On April 12th, 2011, the UN Regional Information Centre in Brussels, in partnership with the Goethe Institute, organized an event about the sexual exploitation of children to mark the International Day for Remembrance of the Victims of Slavery. After the screening of the powerful documentary Redlight, which tells the stories of Cambodian children trafficked into prostitution, representatives of the European Women’s Lobby (EWL) and the Hungarian Women’s Lobby (HWL, a member of the EWL), together with a representative of the UN Office of the High Commissioner for Human Rights were invited to engage in a discussion with the audience.
Trafficking is a channel to the systems of prostitution and therefore if there was no prostitution there would be no trafficking. Trafficking for sexual exploitation exists because there is a high demand for women and children in prostitution, and the only way to meet this demand is to “recruit” victims through using deception, lies, violence, force and/or the exploitation of another’s vulnerable situation. Although it is commonly held that prostitution is a ‘victimless crime’ and that most persons in prostitution are in it voluntarily without any physical, psychological or economic coercion, studies show the exact opposite to be the case. Moreover, since, globally, the average age of entering prostitution is 12-14 years, child prostitution – and prostitution in general – are grave and urgent problems.

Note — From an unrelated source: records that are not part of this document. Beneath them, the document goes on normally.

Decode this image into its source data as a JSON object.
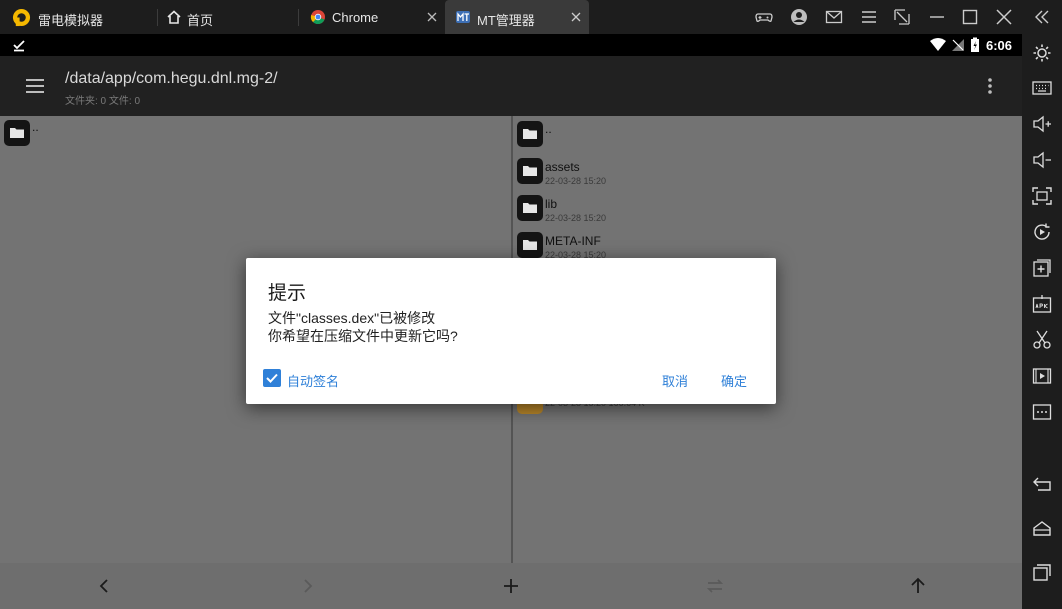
{
  "titlebar": {
    "app_name": "雷电模拟器",
    "tabs": [
      {
        "label": "首页",
        "icon": "home-icon"
      },
      {
        "label": "Chrome",
        "icon": "chrome-icon"
      },
      {
        "label": "MT管理器",
        "icon": "mt-manager-icon",
        "active": true
      }
    ],
    "window_controls": [
      "gamepad-icon",
      "account-icon",
      "mail-icon",
      "menu-icon",
      "restore-resize-icon",
      "minimize-icon",
      "maximize-icon",
      "close-icon",
      "collapse-sidebar-icon"
    ]
  },
  "statusbar": {
    "time": "6:06"
  },
  "appbar": {
    "path": "/data/app/com.hegu.dnl.mg-2/",
    "subpath": "文件夹: 0  文件: 0"
  },
  "left_pane": {
    "items": [
      {
        "name": ".."
      }
    ]
  },
  "right_pane": {
    "items": [
      {
        "name": "..",
        "date": ""
      },
      {
        "name": "assets",
        "date": "22-03-28 15:20"
      },
      {
        "name": "lib",
        "date": "22-03-28 15:20"
      },
      {
        "name": "META-INF",
        "date": "22-03-28 15:20"
      }
    ],
    "partial_row_text": "22-03-28 15:20  166.64 K"
  },
  "dialog": {
    "title": "提示",
    "message_line1": "文件\"classes.dex\"已被修改",
    "message_line2": "你希望在压缩文件中更新它吗?",
    "checkbox_label": "自动签名",
    "checkbox_checked": true,
    "cancel_label": "取消",
    "ok_label": "确定"
  },
  "bottom_bar": [
    "back-arrow-icon",
    "forward-arrow-icon",
    "add-icon",
    "swap-icon",
    "up-arrow-icon"
  ],
  "sidebar": [
    "settings-icon",
    "keyboard-icon",
    "volume-up-icon",
    "volume-down-icon",
    "fullscreen-icon",
    "rotate-icon",
    "add-window-icon",
    "apk-install-icon",
    "screenshot-scissors-icon",
    "video-record-icon",
    "more-icon",
    "android-back-icon",
    "android-home-icon",
    "android-recents-icon"
  ],
  "colors": {
    "accent": "#2f80d8",
    "pane": "#737373",
    "toolbar": "#212121"
  }
}
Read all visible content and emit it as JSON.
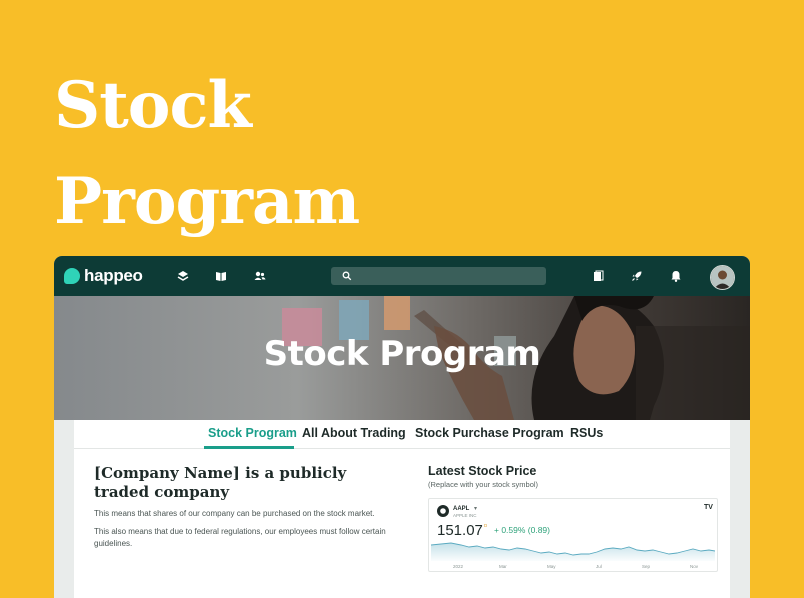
{
  "hero": {
    "title_line1": "Stock",
    "title_line2": "Program"
  },
  "topbar": {
    "logo_text": "happeo",
    "nav_icons": [
      "layers-icon",
      "book-icon",
      "people-icon"
    ],
    "right_icons": [
      "pages-icon",
      "rocket-icon",
      "bell-icon"
    ],
    "search": {
      "placeholder": ""
    }
  },
  "banner": {
    "title": "Stock Program"
  },
  "tabs": [
    {
      "label": "Stock Program",
      "active": true
    },
    {
      "label": "All About Trading",
      "active": false
    },
    {
      "label": "Stock Purchase Program",
      "active": false
    },
    {
      "label": "RSUs",
      "active": false
    }
  ],
  "content": {
    "heading": "[Company Name] is a publicly traded company",
    "paragraph1": "This means that shares of our company can be purchased on the stock market.",
    "paragraph2": "This also means that due to federal regulations, our employees must follow certain guidelines."
  },
  "stock": {
    "title": "Latest Stock Price",
    "subtitle": "(Replace with your stock symbol)",
    "symbol": "AAPL",
    "company": "APPLE INC",
    "price": "151.07",
    "currency_mark": "D",
    "change": "+ 0.59% (0.89)",
    "axis_labels": [
      "2022",
      "Mar",
      "May",
      "Jul",
      "Sep",
      "Nov"
    ],
    "colors": {
      "line": "#5AAAC0",
      "change": "#2EA27A",
      "accent": "#1A9E8A",
      "background": "#F8BE28"
    }
  }
}
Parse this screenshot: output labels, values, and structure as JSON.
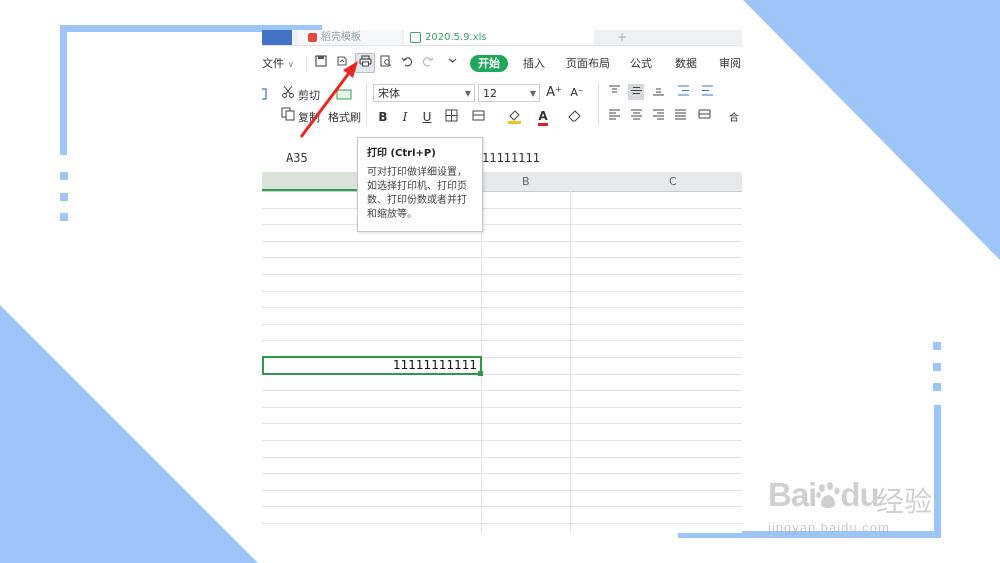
{
  "tabs": {
    "doc_title": "稻壳模板",
    "book_title": "2020.5.9.xls",
    "plus": "+"
  },
  "menubar": {
    "file": "文件",
    "file_arrow": "∨",
    "start": "开始",
    "insert": "插入",
    "page_layout": "页面布局",
    "formula": "公式",
    "data": "数据",
    "review": "审阅"
  },
  "ribbon": {
    "cut": "剪切",
    "copy": "复制",
    "format_painter": "格式刷",
    "font_name": "宋体",
    "font_size": "12",
    "bold": "B",
    "italic": "I",
    "underline": "U",
    "font_color_label": "A",
    "grow_font": "A⁺",
    "shrink_font": "A⁻",
    "merge": "合"
  },
  "formula_bar": {
    "name_box": "A35",
    "content": "11111111"
  },
  "columns": {
    "b": "B",
    "c": "C"
  },
  "active_cell": {
    "value": "11111111111"
  },
  "tooltip": {
    "title": "打印 (Ctrl+P)",
    "line1": "可对打印做详细设置，",
    "line2": "如选择打印机、打印页",
    "line3": "数、打印份数或者并打",
    "line4": "和缩放等。"
  },
  "watermark": {
    "brand": "Bai",
    "brand2": "du",
    "suffix": "经验",
    "url": "jingyan.baidu.com"
  },
  "colors": {
    "frame_blue": "#9ec5f8",
    "start_green": "#1ea85a",
    "active_green": "#2f9a45",
    "arrow_red": "#e8281e"
  }
}
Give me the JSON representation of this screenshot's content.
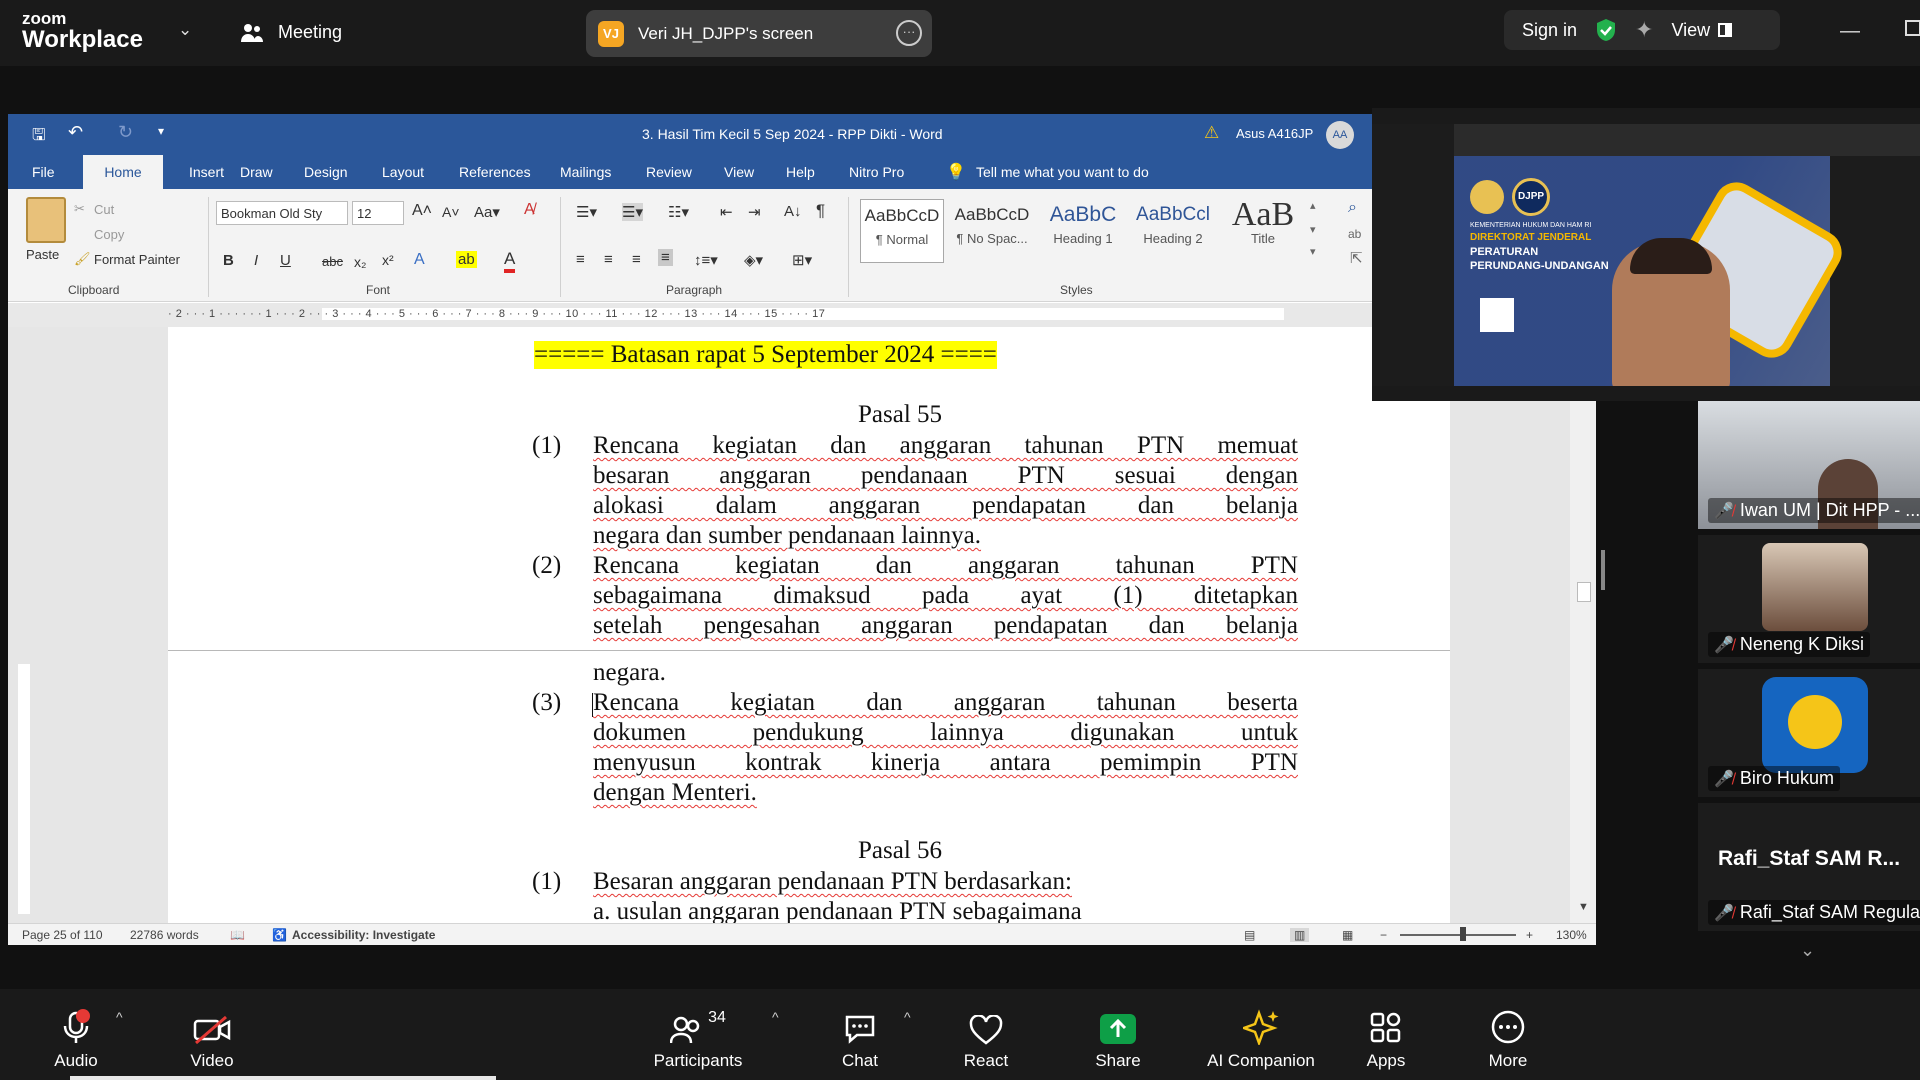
{
  "zoom": {
    "logo_line1": "zoom",
    "logo_line2": "Workplace",
    "meeting_label": "Meeting",
    "share_initials": "VJ",
    "share_label": "Veri JH_DJPP's screen",
    "signin_label": "Sign in",
    "view_label": "View",
    "colors": {
      "bar": "#1a1a1a",
      "pill": "#3d3d3d",
      "share_green": "#0e9f47",
      "mic_red": "#e53935"
    }
  },
  "word": {
    "title": "3. Hasil Tim Kecil 5 Sep 2024 - RPP Dikti  -  Word",
    "user": "Asus A416JP",
    "user_initials": "AA",
    "tabs": [
      "File",
      "Home",
      "Insert",
      "Draw",
      "Design",
      "Layout",
      "References",
      "Mailings",
      "Review",
      "View",
      "Help",
      "Nitro Pro"
    ],
    "tell_me": "Tell me what you want to do",
    "clipboard": {
      "paste": "Paste",
      "cut": "Cut",
      "copy": "Copy",
      "format_painter": "Format Painter",
      "label": "Clipboard"
    },
    "font": {
      "name": "Bookman Old Sty",
      "size": "12",
      "label": "Font"
    },
    "paragraph_label": "Paragraph",
    "styles": [
      {
        "preview": "AaBbCcD",
        "name": "¶ Normal"
      },
      {
        "preview": "AaBbCcD",
        "name": "¶ No Spac..."
      },
      {
        "preview": "AaBbC",
        "name": "Heading 1"
      },
      {
        "preview": "AaBbCcl",
        "name": "Heading 2"
      },
      {
        "preview": "AaB",
        "name": "Title"
      }
    ],
    "styles_label": "Styles",
    "ruler": "· 2 · · · 1 · · ·          · · · 1 · · · 2 · · · 3 · · · 4 · · · 5 · · · 6 · · · 7 · · · 8 · · · 9 · · · 10 · · · 11 · · · 12 · · · 13 · · · 14 · · · 15 · · ·         · 17",
    "status": {
      "page": "Page 25 of 110",
      "words": "22786 words",
      "accessibility": "Accessibility: Investigate",
      "zoom": "130%"
    }
  },
  "document": {
    "banner": "===== Batasan rapat 5 September 2024 ====",
    "pasal55": "Pasal 55",
    "p1_num": "(1)",
    "p1_lines": [
      "Rencana kegiatan dan anggaran tahunan PTN memuat",
      "besaran anggaran pendanaan PTN sesuai dengan",
      "alokasi dalam anggaran pendapatan dan belanja",
      "negara dan sumber pendanaan lainnya."
    ],
    "p2_num": "(2)",
    "p2_lines": [
      "Rencana kegiatan dan anggaran tahunan PTN",
      "sebagaimana dimaksud pada ayat (1) ditetapkan",
      "setelah pengesahan anggaran pendapatan dan belanja",
      "negara."
    ],
    "p3_num": "(3)",
    "p3_lines": [
      "Rencana kegiatan dan anggaran tahunan beserta",
      "dokumen pendukung lainnya digunakan untuk",
      "menyusun kontrak kinerja antara pemimpin PTN",
      "dengan Menteri."
    ],
    "pasal56": "Pasal 56",
    "p56_1_num": "(1)",
    "p56_1_line": "Besaran anggaran pendanaan PTN berdasarkan:",
    "p56_a_line": "a.    usulan anggaran pendanaan PTN sebagaimana"
  },
  "shared_thumb": {
    "org_line1": "KEMENTERIAN HUKUM DAN HAM RI",
    "org_line2": "DIREKTORAT JENDERAL",
    "org_line3": "PERATURAN",
    "org_line4": "PERUNDANG-UNDANGAN",
    "badge": "DJPP"
  },
  "participants": [
    {
      "name": "Iwan UM | Dit HPP - ..."
    },
    {
      "name": "Neneng K Diksi"
    },
    {
      "name": "Biro Hukum"
    },
    {
      "name": "Rafi_Staf SAM Regulasi",
      "big_name": "Rafi_Staf SAM R..."
    }
  ],
  "toolbar": {
    "audio": "Audio",
    "video": "Video",
    "participants": "Participants",
    "participants_count": "34",
    "chat": "Chat",
    "react": "React",
    "share": "Share",
    "ai": "AI Companion",
    "apps": "Apps",
    "more": "More"
  }
}
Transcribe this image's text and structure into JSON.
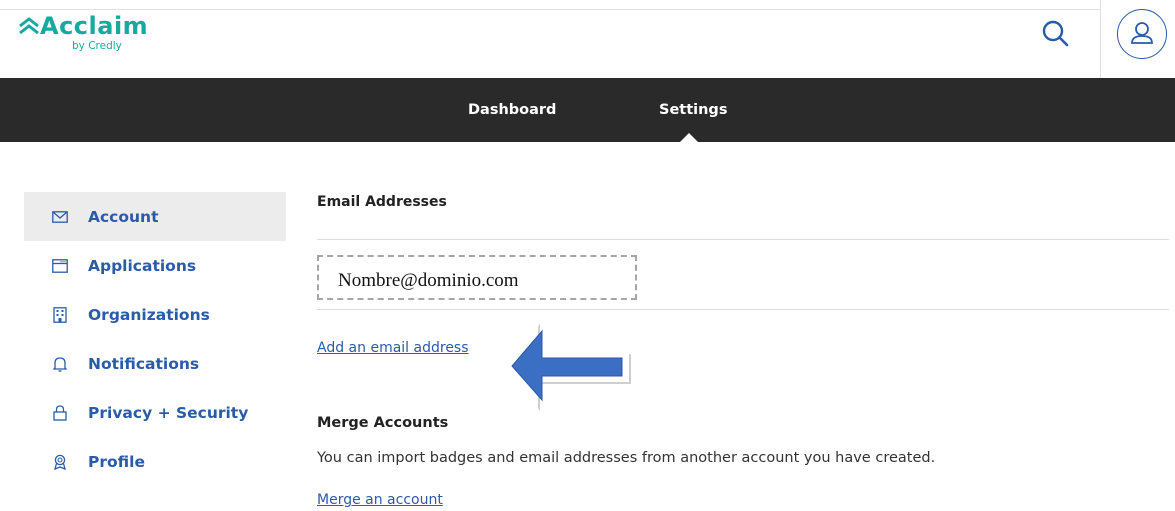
{
  "brand": {
    "name": "Acclaim",
    "sub": "by Credly",
    "color": "#16a9a0"
  },
  "header": {
    "search_icon": "search-icon",
    "avatar_icon": "user-icon"
  },
  "nav": {
    "tabs": [
      {
        "label": "Dashboard"
      },
      {
        "label": "Settings",
        "active": true
      }
    ]
  },
  "sidebar": {
    "items": [
      {
        "label": "Account",
        "icon": "envelope-icon",
        "active": true
      },
      {
        "label": "Applications",
        "icon": "window-icon"
      },
      {
        "label": "Organizations",
        "icon": "building-icon"
      },
      {
        "label": "Notifications",
        "icon": "bell-icon"
      },
      {
        "label": "Privacy + Security",
        "icon": "lock-icon"
      },
      {
        "label": "Profile",
        "icon": "badge-icon"
      }
    ]
  },
  "email_section": {
    "title": "Email Addresses",
    "email": "Nombre@dominio.com",
    "add_link": "Add an email address"
  },
  "merge_section": {
    "title": "Merge Accounts",
    "description": "You can import badges and email addresses from another account you have created.",
    "merge_link": "Merge an account"
  },
  "colors": {
    "link": "#2a5ba8",
    "nav_bg": "#2a2a2a",
    "arrow": "#3b6fc4"
  }
}
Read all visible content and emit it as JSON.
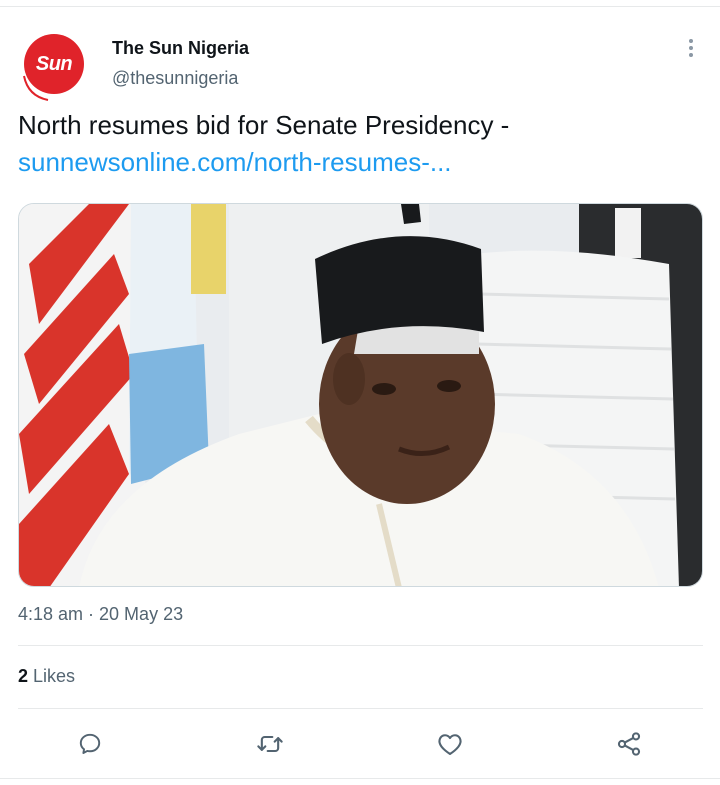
{
  "tweet": {
    "account_name": "The Sun Nigeria",
    "handle": "@thesunnigeria",
    "avatar_text": "Sun",
    "text": "North resumes bid for Senate Presidency -",
    "link": "sunnewsonline.com/north-resumes-...",
    "timestamp": "4:18 am · 20 May 23",
    "likes_count": "2",
    "likes_label": " Likes"
  },
  "actions": {
    "reply_icon": "reply-icon",
    "retweet_icon": "retweet-icon",
    "like_icon": "heart-icon",
    "share_icon": "share-icon"
  },
  "colors": {
    "brand_red": "#e0232a",
    "link_blue": "#1d9bf0",
    "secondary_text": "#536471",
    "icon_gray": "#536471"
  }
}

The root cause of prostitution and other forms of sexual exploitation, as well as trafficking for this purpose, is inequality between women and men, compounded by ethnic and other socio-economic inequalities. Globally, women are reported to be victims in approximately 79% of trafficking cases (this includes all types of trafficking, including for labour exploitation and organs), while 79% of trafficking victims are subjected to sexual exploitation. Sexual exploitation and trafficking exist because it is acceptable for those in society with more power (adult men) to purchase and use those with less power (women and children, and among them especially – but not exclusively – ethnic minorities, the poor, the disabled, etc).
Sexual exploitation and trafficking for this purpose are driven by the demand for sexual services, therefore it is the demand that needs to be tackled if we are to effectively combat the phenomena. Sweden since 1999, and Norway and Iceland since 2009 have legislation criminalizing the purchase of sexual services. In Sweden, where the law has been in effect the longest, prostitution has been reduced and trafficking has been kept at bay (whereas both have risen dramatically in neighboring countries that do not tackle the demand in their legislation or policies). Importantly, the legislation has also affected societal attitudes, and most Swedes – especially the youth – reject the idea of purchasing another person for sex. Other countries, Including Ireland and France, are currently considering adopting similar legislation.
Research and contacts to local social workers and authorities in countries which attempt to regulate prostitution (legalizing the operation of brothels, the organizing of prostitution, in some cases pimping/procuring, etc.) have confirmed that this approach increases trafficking and organized crime surrounding the sex industry, worsens the situation of persons in prostitution in terms of their physical and mental health and social standing, and negatively affects attitudes among society in general regarding the roles of men and women, as the acceptance of prostitution and sexual exploitation is the acceptance of the subordinate role of women and children as sexual objects to be used and the superior position of men with money as those who can use them. This means that even if we as individuals are not direct victims of sexual exploitation or trafficking, we all suffer from their existence.
The EWL believes that all forms of prostitution must be tackled, in order to effectively protect our children from sexual exploitation. And this can be done now! It is a matter of each of us standing up against the system of prostitution and supporting abolitionist policies! Join or contribute to EWL campaign ‘Together for a Europe free from prostitution’.
Pierrette Pape joined the European Women’s Lobby in 2009. Working as Policy Officer and Project Coordinator